Let’s be honest here — talking about air pollution can be really dry and technical. Plus, I can say that the AQI is “dangerously high” today and that you should take care, but it’s still all so abstract, isn’t it? I mean, where’s the actual proof of harm? It’s a fair question, and for me personally, the graph below is the most arresting and immediate visual spark to show people that yes, indeed, those high-AQI days can really hurt your health. So, here’s the graph:
The graph above shows information from the London smog of 1952, probably the most famous and well documented air pollution disaster. The graph plots the “smoke” pollution levels (big particles of dust) along with sulfur levels and the daily death rate. On those terrible winter days of coal-induced smog, the AQI was likely in the low thousands (way above our recent crazy-bad >500 AQI) — but it’s the overlapping death rate that really strikes me. The dramatic pollution spikes are alongside an equally immediate and dramatic rise in the death rate ; also, both improve at the same pace. It’s estimated that at least 4,000 persons died from this pollution disaster, and this event was a strong wake-up call for the UK and led to major clean air laws. (Most deaths were from long-standing heart and lung disease.)

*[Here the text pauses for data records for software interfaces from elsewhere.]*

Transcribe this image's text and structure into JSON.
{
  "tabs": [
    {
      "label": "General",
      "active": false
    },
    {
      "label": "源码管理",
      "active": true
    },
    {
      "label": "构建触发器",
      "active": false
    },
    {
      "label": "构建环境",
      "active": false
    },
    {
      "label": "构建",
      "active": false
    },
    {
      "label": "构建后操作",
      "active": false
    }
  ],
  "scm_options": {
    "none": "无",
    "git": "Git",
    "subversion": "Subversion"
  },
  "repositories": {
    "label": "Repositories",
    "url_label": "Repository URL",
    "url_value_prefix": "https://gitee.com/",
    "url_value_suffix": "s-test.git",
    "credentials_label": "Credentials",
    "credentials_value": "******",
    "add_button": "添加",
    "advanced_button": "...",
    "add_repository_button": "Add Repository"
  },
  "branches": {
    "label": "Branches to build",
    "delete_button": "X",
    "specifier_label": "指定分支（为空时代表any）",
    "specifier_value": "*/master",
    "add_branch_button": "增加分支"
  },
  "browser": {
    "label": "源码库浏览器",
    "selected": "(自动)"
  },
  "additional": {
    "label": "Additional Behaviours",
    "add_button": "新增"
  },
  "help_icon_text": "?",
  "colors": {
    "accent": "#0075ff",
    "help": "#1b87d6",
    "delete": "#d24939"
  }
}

I think this graph is a great visual reminder for Beijingers who get a bit blasé or burned out from all the pollution hype (and who isn’t?). Our AQI spikes weren’t as high as that 1952 disaster, but certainly we have many days in emergency/hazardous ranges over 300 AQI — and one would expect similar bumps in mortality during those days. And of course that doesn’t include the non-death incidences of heart attacks, angina, asthma exacerbations, bronchitis, pneumonias, etc.

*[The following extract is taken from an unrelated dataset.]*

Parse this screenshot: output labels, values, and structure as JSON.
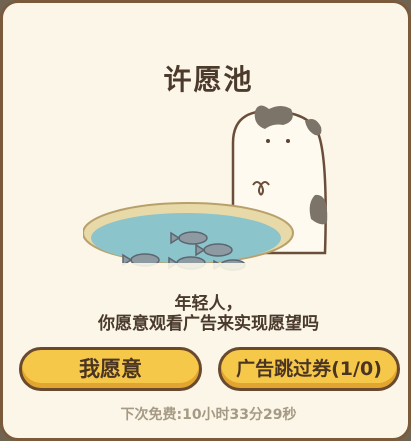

My ultimate goal in all of this info-sharing is to prevent unnecessary deaths from heart attacks and other diseases due to pollution spikes; I’m trying to target high-risk people — like a theoretical Beijing businessman in his late 50’s, who already survived one heart attack and is very sporadic in taking his blood pressure and cholesterol pills. I hope that people like him can take a look at the scary graph above and then think twice about a golf game when the AQI is 250.